The flaw in this plan, however, is when ‘anytime, anywhere’ delivery is impacted due to a network outage resulting in the office, shop, factory or wherever staff are located being ‘off-line’.
Despite the 100% reliance on real time Internet access, too many organisations with a cloud based deployment model have confused resiliency and contingency plans. But what happens when the leased line or ADSL fails?
How long can the business survive with no information, no email and, quite possibly, no voice calls? Mike van Bunnens, Managing Director, Comms365, outlines the growing interest in business grade 3G connections to deliver real time resilience for cloud dependent businesses.
Growing numbers of SMEs are opting to put core business applications in the cloud. The costs are compelling; the flexibility is appealing: when it is possible to start up a new business with nothing more than a printer, an IP phone and an Internet connection delivering both access to cloud based applications and VoIP calls – why invest in any on premise equipment?
There is just one, not so small, flaw in this model. What happens when the Internet connection fails? Too many organisations are over confident about the resilience and reliability of standard ADSL connections. Most will insist that they have relied on email for years and never had a major problem. But how true is this assertion? A short term email outage is far from unusual – but the business can cope for an hour or two.
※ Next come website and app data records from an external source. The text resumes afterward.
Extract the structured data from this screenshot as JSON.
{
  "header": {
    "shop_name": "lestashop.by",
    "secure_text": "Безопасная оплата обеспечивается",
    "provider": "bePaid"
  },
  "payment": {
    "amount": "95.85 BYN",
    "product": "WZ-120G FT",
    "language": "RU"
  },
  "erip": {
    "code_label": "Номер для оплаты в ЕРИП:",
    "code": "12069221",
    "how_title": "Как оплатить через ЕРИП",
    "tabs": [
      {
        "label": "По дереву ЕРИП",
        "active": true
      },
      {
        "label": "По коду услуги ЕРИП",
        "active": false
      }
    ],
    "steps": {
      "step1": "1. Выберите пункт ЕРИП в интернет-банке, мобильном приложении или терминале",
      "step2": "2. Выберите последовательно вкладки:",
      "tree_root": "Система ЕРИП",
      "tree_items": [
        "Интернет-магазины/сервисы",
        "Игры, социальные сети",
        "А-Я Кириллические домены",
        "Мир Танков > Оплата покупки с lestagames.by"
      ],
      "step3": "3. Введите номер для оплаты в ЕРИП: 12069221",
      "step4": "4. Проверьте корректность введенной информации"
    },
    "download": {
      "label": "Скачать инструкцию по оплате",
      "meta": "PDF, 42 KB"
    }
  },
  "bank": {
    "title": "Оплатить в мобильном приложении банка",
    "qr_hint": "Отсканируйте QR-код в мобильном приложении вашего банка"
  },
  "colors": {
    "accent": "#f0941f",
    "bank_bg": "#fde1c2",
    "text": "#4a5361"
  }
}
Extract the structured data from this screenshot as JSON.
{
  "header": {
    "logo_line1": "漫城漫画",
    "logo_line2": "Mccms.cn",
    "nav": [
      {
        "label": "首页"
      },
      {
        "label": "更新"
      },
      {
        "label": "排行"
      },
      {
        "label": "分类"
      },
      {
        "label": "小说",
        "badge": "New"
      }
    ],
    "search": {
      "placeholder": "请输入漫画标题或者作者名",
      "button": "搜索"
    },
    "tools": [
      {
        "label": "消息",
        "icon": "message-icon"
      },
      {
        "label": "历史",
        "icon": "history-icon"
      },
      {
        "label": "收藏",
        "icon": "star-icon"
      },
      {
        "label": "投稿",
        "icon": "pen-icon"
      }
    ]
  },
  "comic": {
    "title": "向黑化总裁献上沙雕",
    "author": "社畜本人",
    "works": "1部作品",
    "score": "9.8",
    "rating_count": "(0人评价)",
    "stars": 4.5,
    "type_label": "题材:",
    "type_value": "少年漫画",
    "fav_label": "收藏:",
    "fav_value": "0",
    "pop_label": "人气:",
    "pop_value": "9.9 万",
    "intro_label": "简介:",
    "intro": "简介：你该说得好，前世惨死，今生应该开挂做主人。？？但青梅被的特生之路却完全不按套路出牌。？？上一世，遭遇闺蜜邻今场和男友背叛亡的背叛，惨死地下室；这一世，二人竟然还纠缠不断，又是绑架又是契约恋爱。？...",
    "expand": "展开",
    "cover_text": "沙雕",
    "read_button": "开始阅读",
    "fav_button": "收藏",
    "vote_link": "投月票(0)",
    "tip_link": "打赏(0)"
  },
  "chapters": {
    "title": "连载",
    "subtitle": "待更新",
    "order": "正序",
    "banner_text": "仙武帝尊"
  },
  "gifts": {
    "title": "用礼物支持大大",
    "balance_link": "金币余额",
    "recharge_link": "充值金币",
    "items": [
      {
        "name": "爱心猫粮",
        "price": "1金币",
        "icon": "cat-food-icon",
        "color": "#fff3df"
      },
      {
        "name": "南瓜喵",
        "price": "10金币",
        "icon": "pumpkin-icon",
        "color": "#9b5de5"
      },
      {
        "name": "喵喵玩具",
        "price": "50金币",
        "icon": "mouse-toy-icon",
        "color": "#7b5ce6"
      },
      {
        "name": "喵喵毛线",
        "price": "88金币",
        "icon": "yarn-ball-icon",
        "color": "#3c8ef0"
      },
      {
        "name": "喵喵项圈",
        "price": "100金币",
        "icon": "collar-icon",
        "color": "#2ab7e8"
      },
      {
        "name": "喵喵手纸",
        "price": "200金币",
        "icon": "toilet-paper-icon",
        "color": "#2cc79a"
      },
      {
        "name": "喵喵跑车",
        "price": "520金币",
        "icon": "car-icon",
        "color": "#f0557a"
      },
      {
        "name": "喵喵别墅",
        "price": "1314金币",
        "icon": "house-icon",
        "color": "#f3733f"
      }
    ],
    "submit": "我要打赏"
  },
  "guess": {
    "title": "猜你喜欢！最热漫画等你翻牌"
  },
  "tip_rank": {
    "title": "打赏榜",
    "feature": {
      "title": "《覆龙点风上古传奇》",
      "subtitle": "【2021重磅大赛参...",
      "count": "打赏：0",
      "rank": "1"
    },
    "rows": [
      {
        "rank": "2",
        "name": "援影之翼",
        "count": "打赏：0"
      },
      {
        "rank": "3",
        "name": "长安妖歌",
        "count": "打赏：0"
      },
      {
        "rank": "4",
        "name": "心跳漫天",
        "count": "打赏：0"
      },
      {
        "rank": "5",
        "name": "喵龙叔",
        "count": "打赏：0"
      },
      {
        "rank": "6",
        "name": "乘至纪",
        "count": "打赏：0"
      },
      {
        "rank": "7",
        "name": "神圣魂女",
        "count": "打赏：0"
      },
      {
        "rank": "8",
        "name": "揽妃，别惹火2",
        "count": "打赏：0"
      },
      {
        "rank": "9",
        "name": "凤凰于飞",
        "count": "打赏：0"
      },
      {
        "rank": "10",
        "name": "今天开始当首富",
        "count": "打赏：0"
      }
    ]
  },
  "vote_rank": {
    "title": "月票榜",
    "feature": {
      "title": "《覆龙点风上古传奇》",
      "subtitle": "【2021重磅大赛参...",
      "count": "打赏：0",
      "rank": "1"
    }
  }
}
But how does the shop remain open when there is no access to the cloud based EPOS system or stock information? Or the accountancy practice that has created a cloud based client service model? As one retailer recently reported, every single month around 25 of its 425 retail outlets endure ADSL outages – failure to put resilience in place would result in untenable business loss.
How will the business access core information? Receive critical in-bound calls from customers and suppliers? Will staff have to be sent home? Just how long could the business survive without access to information, email or, in some cases, telephone?
Single Point of Failure
So what are the options for achieving resilience? The obvious choice for organisations that rely on a leased line or ADSL would be to run a second, backup line. But what path is the resilient ADSL line taking from the office? Is it using the same copper connection infrastructure; and heading for the same exchange? The likelihood is that even if the business opts for a different provider, the underpinning infrastructure will still be provided by BT – if there is a problem at the exchange or the cable is damaged, both lines, primary and secondary, will fail simultaneously. Not so resilient after all.
The alternative is to have a dedicated line to a secondary exchange. The problem is that this is not an option for many businesses – there is no other exchange nearby. Even where it is an option, the cost will run into the £10,000s. Again, hardly feasible for most companies.
So what are the alternatives? Mobile? While many companies have eschewed the use of mobile due to the perceived lack of bandwidth, growing numbers of organisations are now exploiting business grade services that can use the 3G network to deliver resilience. While users should see little difference in performance between the ADSL and a standard 3G connection, for organisations that require higher bandwidth it is possible to use a bonded 3G/4G connection that combines between two and to six 3G/4G SIM cards to deliver upwards of 20Mbps download speeds.
Multiple Layers of Resilience
Not only can the solution be set up to failover in seconds in response to ADSL problems; but the business can opt for additional resilience by using multiple network operators. Should any problem arise with the primary operator, the system will failover to the next one – and so on. With multiple levels of resiliency, the business can feel completely confident in its ability to retain access to core information and services at all times.
Indeed, while ADSL is prone to competing with domestic, or non-business traffic, resulting in slow broadband speeds during times of high consumer activity – most notably evenings and school holidays; business grade networks do not carry domestic traffic. Even if the 3G network does get busy with business traffic, the system can intelligently switch to another, less busy carrier.
For the end user, the seamless failover from the primary connection to 3G within 15 or 20 seconds will be transparent. In addition, whichever network operator is being used, the company retains the same IP address – there is no need to reprogram the mail server or VPN. The solution can be tailored to reflect business specific needs – whether using Ethernet or ADSL as the primary connection, the different connections at remote locations or the need to include remote users on tablets into the secure environment.
Furthermore, companies can also opt to limit the way the resilient line is used. For example, those opting for a single, rather than bonded, mobile data connection may want to limit voice calls to inbound to ensure customers can always get in touch. A bonded 4G connection can – and does – support an entire office irrespective of call volume or the number of cloud services routinely accessed.
In addition, a company doesn’t have to use the mobile connection only for resilience – some businesses are opting to exploit the two connection model to route mission critical and less important data and activity down different connections. With this approach, the resilient failover is always in place, but the business is also gaining continuous value from the DR investment.
Moving to the cloud makes sense on many levels – but if it is not supported with robust and effective resiliency and contingency plans the ramifications can be extremely severe. Expecting 100% uptime is simply not reasonable. With the business now dependent upon rapid access to cloud based data and applications it is time to take your head out of the sand and consider the best way to deliver resilience and contingency. Repairing a broken ADSL line typically takes between five and ten days – a lack of resiliency could cost the business a lot more than a few days inconvenience.